When Shelby and Jason walked down the aisle, they thought it was forever. As high school sweethearts, they were sure their relationship would last far into their lives—raising kids a
When Jason joined the Air Force, Shelby was supportive. Both believed in supporting their country and they were eager to impart their patriotism to their kids.
Neither was prepared for the stress that military life can take on a couple. With frequent deployments and rigorous training schedules, Shelby found herself alone more and more.
Shelby still loved Jason but as time went on, their relationship felt more and more like roommates than spouses and both finally agreed it was time to part. Both feared that hiring attorneys could result in a contentious divorce. After all their years together, neither wanted to face the other adversarially.
How can a lawyer help?
Divorce is one of the most painful life experiences. And while many people envision the process as something that inevitably ends with acrimony, the simple fact is that most divorces are resolved without protracted battles. When both parties truly want it, each lawyer can work together to ensure the best interests of all parties involved.

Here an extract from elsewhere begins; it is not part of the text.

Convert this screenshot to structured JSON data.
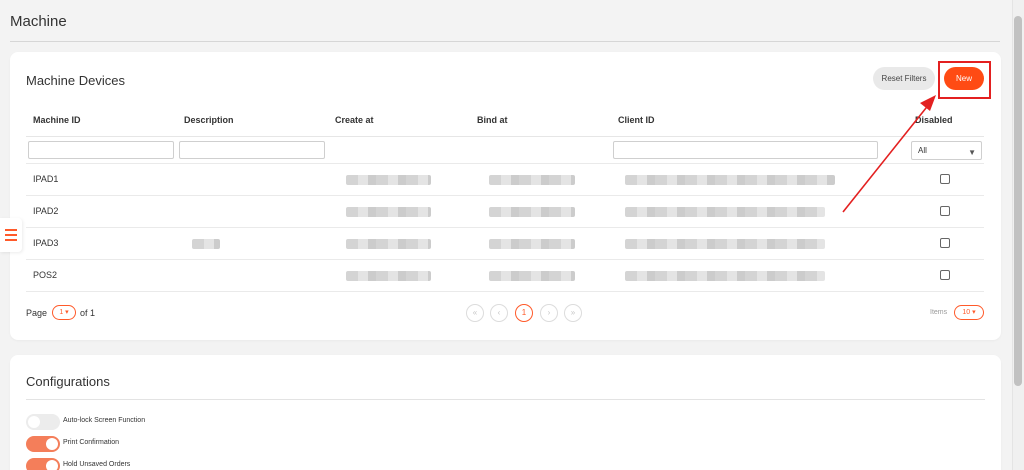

Whether it is establishing parenting time and responsibilities or determining spousal support, attorneys provide guidance in the law and how it applies to your situation. Once couples are aware of the legal parameters, they can often come to mutually beneficial agreements.

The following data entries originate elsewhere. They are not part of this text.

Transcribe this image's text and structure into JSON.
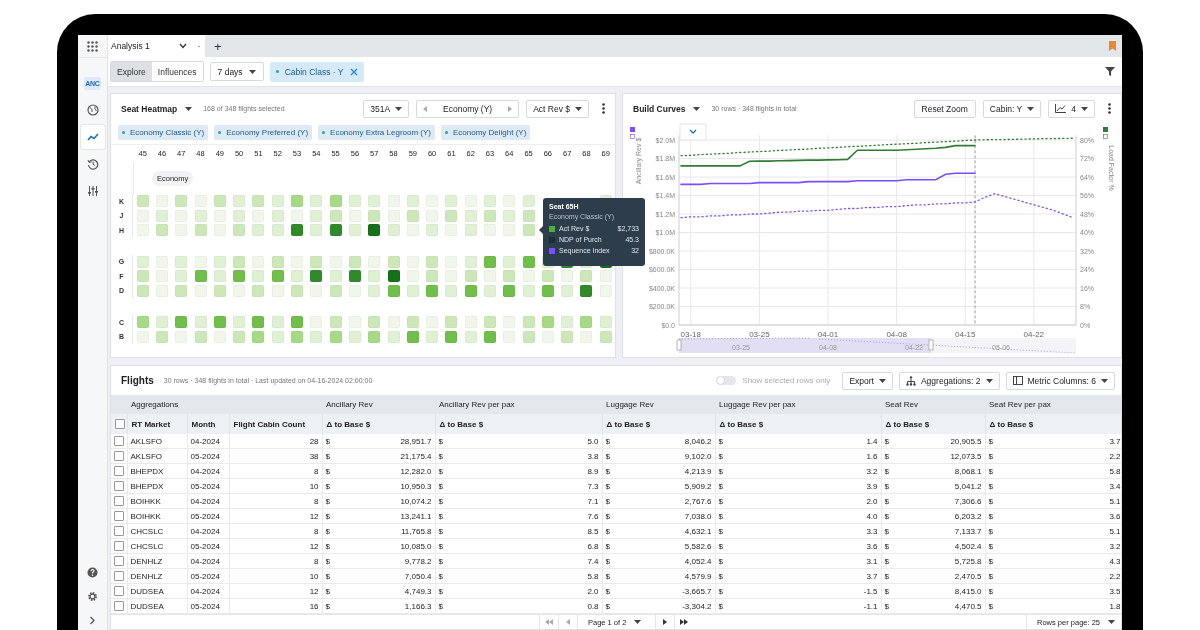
{
  "sidebar": {
    "items": [
      {
        "kind": "apps",
        "selected": false
      },
      {
        "kind": "logo",
        "label": "ANC",
        "selected": false
      },
      {
        "kind": "globe",
        "selected": false
      },
      {
        "kind": "trend",
        "selected": true
      },
      {
        "kind": "history",
        "selected": false
      },
      {
        "kind": "sliders",
        "selected": false
      }
    ],
    "bottom_items": [
      {
        "kind": "help"
      },
      {
        "kind": "settings"
      },
      {
        "kind": "expand"
      }
    ]
  },
  "tabs": [
    {
      "label": "Analysis 1",
      "selected": true
    }
  ],
  "tab_dot": "·",
  "new_tab": "+",
  "toolbar": {
    "view_modes": [
      {
        "label": "Explore",
        "selected": true
      },
      {
        "label": "Influences",
        "selected": false
      }
    ],
    "period": "7 days",
    "filters": [
      {
        "label": "Cabin Class · Y"
      }
    ]
  },
  "seat_heatmap": {
    "title": "Seat Heatmap",
    "subtitle": "168 of 348 flights selected",
    "aircraft": "351A",
    "cabin": "Economy (Y)",
    "metric": "Act Rev $",
    "fare_classes": [
      "Economy Classic (Y)",
      "Economy Preferred (Y)",
      "Economy Extra Legroom (Y)",
      "Economy Delight (Y)"
    ],
    "columns": [
      "45",
      "46",
      "47",
      "48",
      "49",
      "50",
      "51",
      "52",
      "53",
      "54",
      "55",
      "56",
      "57",
      "58",
      "59",
      "60",
      "61",
      "62",
      "63",
      "64",
      "65",
      "66",
      "67",
      "68",
      "69"
    ],
    "section_label": "Economy",
    "row_groups": [
      [
        "K",
        "J",
        "H"
      ],
      [
        "G",
        "F",
        "D"
      ],
      [
        "C",
        "B"
      ]
    ],
    "tooltip": {
      "title": "Seat 65H",
      "subtitle": "Economy Classic (Y)",
      "items": [
        {
          "label": "Act Rev $",
          "value": "$2,733",
          "color": "#4caf3a"
        },
        {
          "label": "NDP of Purch",
          "value": "45.3",
          "color": "#1e2d3a"
        },
        {
          "label": "Sequence Index",
          "value": "32",
          "color": "#7c4dff"
        }
      ]
    }
  },
  "build_curves": {
    "title": "Build Curves",
    "subtitle": "30 rows · 348 flights in total",
    "reset_button": "Reset Zoom",
    "cabin": "Cabin: Y",
    "series_count": "4",
    "navigator_labels": [
      "03-25",
      "04-08",
      "04-22",
      "05-06"
    ],
    "chart_data": {
      "type": "line",
      "ylabel": "Ancillary Rev $",
      "y2label": "Load Factor %",
      "grid": true,
      "categories": [
        null,
        "03-18",
        null,
        null,
        null,
        null,
        null,
        null,
        "03-25",
        null,
        null,
        null,
        null,
        null,
        null,
        "04-01",
        null,
        null,
        null,
        null,
        null,
        null,
        "04-08",
        null,
        null,
        null,
        null,
        null,
        null,
        "04-15",
        null,
        null,
        null,
        null,
        null,
        null,
        "04-22",
        null,
        null,
        null,
        null
      ],
      "series": [
        {
          "color": "#2e7d32",
          "axis": "y2",
          "line_style": "solid",
          "values": [
            68.8,
            68.8,
            68.8,
            68.8,
            68.8,
            68.8,
            68.8,
            70.8,
            70.9,
            70.9,
            71.0,
            71.1,
            71.2,
            71.3,
            71.3,
            71.4,
            71.5,
            71.6,
            75.6,
            75.6,
            75.6,
            75.6,
            75.6,
            75.8,
            76.0,
            76.2,
            76.4,
            76.8,
            77.6,
            77.6,
            77.6,
            null,
            null,
            null,
            null,
            null,
            null,
            null,
            null,
            null,
            null
          ]
        },
        {
          "color": "#2e7d32",
          "axis": "y2",
          "line_style": "dotted",
          "values": [
            73.2,
            73.4,
            73.7,
            73.9,
            74.1,
            74.3,
            74.6,
            74.8,
            75.0,
            75.2,
            75.5,
            75.7,
            75.9,
            76.1,
            76.4,
            76.6,
            76.8,
            77.1,
            77.3,
            77.5,
            77.7,
            78.0,
            78.2,
            78.4,
            78.6,
            78.9,
            79.1,
            79.3,
            79.5,
            79.8,
            80.0,
            80.1,
            80.2,
            80.2,
            80.3,
            80.4,
            80.5,
            80.6,
            80.6,
            80.7,
            80.8
          ]
        },
        {
          "color": "#7c4dff",
          "line_style": "solid",
          "values": [
            1520000,
            1520000,
            1520000,
            1530000,
            1530000,
            1530000,
            1530000,
            1530000,
            1540000,
            1540000,
            1540000,
            1540000,
            1540000,
            1550000,
            1550000,
            1550000,
            1550000,
            1550000,
            1560000,
            1560000,
            1560000,
            1560000,
            1560000,
            1570000,
            1570000,
            1570000,
            1570000,
            1630000,
            1640000,
            1640000,
            1640000,
            null,
            null,
            null,
            null,
            null,
            null,
            null,
            null,
            null,
            null
          ]
        },
        {
          "color": "#7c4dff",
          "line_style": "dotted",
          "values": [
            1160000,
            1170000,
            1170000,
            1180000,
            1180000,
            1190000,
            1190000,
            1200000,
            1200000,
            1210000,
            1220000,
            1220000,
            1230000,
            1230000,
            1240000,
            1240000,
            1250000,
            1260000,
            1260000,
            1270000,
            1270000,
            1280000,
            1280000,
            1290000,
            1300000,
            1300000,
            1310000,
            1310000,
            1320000,
            1320000,
            1330000,
            1380000,
            1420000,
            1390000,
            1360000,
            1330000,
            1300000,
            1270000,
            1240000,
            1200000,
            1160000
          ]
        }
      ],
      "ylim": [
        0,
        2050000
      ],
      "y2lim": [
        0,
        82
      ],
      "y2ticks": [
        {
          "value": 80,
          "label": "80%"
        },
        {
          "value": 72,
          "label": "72%"
        },
        {
          "value": 64,
          "label": "64%"
        },
        {
          "value": 56,
          "label": "56%"
        },
        {
          "value": 48,
          "label": "48%"
        },
        {
          "value": 40,
          "label": "40%"
        },
        {
          "value": 32,
          "label": "32%"
        },
        {
          "value": 24,
          "label": "24%"
        },
        {
          "value": 16,
          "label": "16%"
        },
        {
          "value": 8,
          "label": "8%"
        },
        {
          "value": 0,
          "label": "0%"
        }
      ],
      "yticks": [
        {
          "value": 0,
          "label": "$0.0"
        },
        {
          "value": 200000,
          "label": "$200.0K"
        },
        {
          "value": 400000,
          "label": "$400.0K"
        },
        {
          "value": 600000,
          "label": "$600.0K"
        },
        {
          "value": 800000,
          "label": "$800.0K"
        },
        {
          "value": 1000000,
          "label": "$1.0M"
        },
        {
          "value": 1200000,
          "label": "$1.2M"
        },
        {
          "value": 1400000,
          "label": "$1.4M"
        },
        {
          "value": 1600000,
          "label": "$1.6M"
        },
        {
          "value": 1800000,
          "label": "$1.8M"
        },
        {
          "value": 2000000,
          "label": "$2.0M"
        }
      ]
    }
  },
  "flights": {
    "title": "Flights",
    "subtitle": "30 rows · 348 flights in total · Last updated on 04-16-2024 02:00:00",
    "show_selected_only": {
      "label": "Show selected rows only",
      "on": false
    },
    "export_button": "Export",
    "aggregations_button": "Aggregations: 2",
    "metric_columns_button": "Metric Columns: 6",
    "group_headers": [
      "Aggregations",
      "Ancillary Rev",
      "Ancillary Rev per pax",
      "Luggage Rev",
      "Luggage Rev per pax",
      "Seat Rev",
      "Seat Rev per pax"
    ],
    "columns": [
      "RT Market",
      "Month",
      "Flight Cabin Count",
      "Δ to Base $",
      "Δ to Base $",
      "Δ to Base $",
      "Δ to Base $",
      "Δ to Base $",
      "Δ to Base $"
    ],
    "all_checked": false,
    "rows": [
      {
        "checked": false,
        "cells": [
          "AKLSFO",
          "04-2024",
          "28"
        ],
        "metrics": [
          [
            "$",
            "28,951.7"
          ],
          [
            "$",
            "5.0"
          ],
          [
            "$",
            "8,046.2"
          ],
          [
            "$",
            "1.4"
          ],
          [
            "$",
            "20,905.5"
          ],
          [
            "$",
            "3.7"
          ]
        ]
      },
      {
        "checked": false,
        "cells": [
          "AKLSFO",
          "05-2024",
          "38"
        ],
        "metrics": [
          [
            "$",
            "21,175.4"
          ],
          [
            "$",
            "3.8"
          ],
          [
            "$",
            "9,102.0"
          ],
          [
            "$",
            "1.6"
          ],
          [
            "$",
            "12,073.5"
          ],
          [
            "$",
            "2.2"
          ]
        ]
      },
      {
        "checked": false,
        "cells": [
          "BHEPDX",
          "04-2024",
          "8"
        ],
        "metrics": [
          [
            "$",
            "12,282.0"
          ],
          [
            "$",
            "8.9"
          ],
          [
            "$",
            "4,213.9"
          ],
          [
            "$",
            "3.2"
          ],
          [
            "$",
            "8,068.1"
          ],
          [
            "$",
            "5.8"
          ]
        ]
      },
      {
        "checked": false,
        "cells": [
          "BHEPDX",
          "05-2024",
          "10"
        ],
        "metrics": [
          [
            "$",
            "10,950.3"
          ],
          [
            "$",
            "7.3"
          ],
          [
            "$",
            "5,909.2"
          ],
          [
            "$",
            "3.9"
          ],
          [
            "$",
            "5,041.2"
          ],
          [
            "$",
            "3.4"
          ]
        ]
      },
      {
        "checked": false,
        "cells": [
          "BOIHKK",
          "04-2024",
          "8"
        ],
        "metrics": [
          [
            "$",
            "10,074.2"
          ],
          [
            "$",
            "7.1"
          ],
          [
            "$",
            "2,767.6"
          ],
          [
            "$",
            "2.0"
          ],
          [
            "$",
            "7,306.6"
          ],
          [
            "$",
            "5.1"
          ]
        ]
      },
      {
        "checked": false,
        "cells": [
          "BOIHKK",
          "05-2024",
          "12"
        ],
        "metrics": [
          [
            "$",
            "13,241.1"
          ],
          [
            "$",
            "7.6"
          ],
          [
            "$",
            "7,038.0"
          ],
          [
            "$",
            "4.0"
          ],
          [
            "$",
            "6,203.2"
          ],
          [
            "$",
            "3.6"
          ]
        ]
      },
      {
        "checked": false,
        "cells": [
          "CHCSLC",
          "04-2024",
          "8"
        ],
        "metrics": [
          [
            "$",
            "11,765.8"
          ],
          [
            "$",
            "8.5"
          ],
          [
            "$",
            "4,632.1"
          ],
          [
            "$",
            "3.3"
          ],
          [
            "$",
            "7,133.7"
          ],
          [
            "$",
            "5.1"
          ]
        ]
      },
      {
        "checked": false,
        "cells": [
          "CHCSLC",
          "05-2024",
          "12"
        ],
        "metrics": [
          [
            "$",
            "10,085.0"
          ],
          [
            "$",
            "6.8"
          ],
          [
            "$",
            "5,582.6"
          ],
          [
            "$",
            "3.6"
          ],
          [
            "$",
            "4,502.4"
          ],
          [
            "$",
            "3.2"
          ]
        ]
      },
      {
        "checked": false,
        "cells": [
          "DENHLZ",
          "04-2024",
          "8"
        ],
        "metrics": [
          [
            "$",
            "9,778.2"
          ],
          [
            "$",
            "7.4"
          ],
          [
            "$",
            "4,052.4"
          ],
          [
            "$",
            "3.1"
          ],
          [
            "$",
            "5,725.8"
          ],
          [
            "$",
            "4.3"
          ]
        ]
      },
      {
        "checked": false,
        "cells": [
          "DENHLZ",
          "05-2024",
          "10"
        ],
        "metrics": [
          [
            "$",
            "7,050.4"
          ],
          [
            "$",
            "5.8"
          ],
          [
            "$",
            "4,579.9"
          ],
          [
            "$",
            "3.7"
          ],
          [
            "$",
            "2,470.5"
          ],
          [
            "$",
            "2.2"
          ]
        ]
      },
      {
        "checked": false,
        "cells": [
          "DUDSEA",
          "04-2024",
          "12"
        ],
        "metrics": [
          [
            "$",
            "4,749.3"
          ],
          [
            "$",
            "2.0"
          ],
          [
            "$",
            "-3,665.7"
          ],
          [
            "$",
            "-1.5"
          ],
          [
            "$",
            "8,415.0"
          ],
          [
            "$",
            "3.5"
          ]
        ]
      },
      {
        "checked": false,
        "cells": [
          "DUDSEA",
          "05-2024",
          "16"
        ],
        "metrics": [
          [
            "$",
            "1,166.3"
          ],
          [
            "$",
            "0.8"
          ],
          [
            "$",
            "-3,304.2"
          ],
          [
            "$",
            "-1.1"
          ],
          [
            "$",
            "4,470.5"
          ],
          [
            "$",
            "1.8"
          ]
        ]
      }
    ],
    "pagination": {
      "page_label": "Page 1 of 2",
      "rows_per_page": "Rows per page: 25"
    }
  }
}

For example, if one parent must be gone for significant periods, they may agree to regular Skype conversations in lieu of physical parenting-time until the parent returns. If one spouse needs further education for employment, an agreement can be made regarding tuition payments. Drawing on their title as “counselors-at-law”, your attorney will help you resolve your case amicably and respectfully.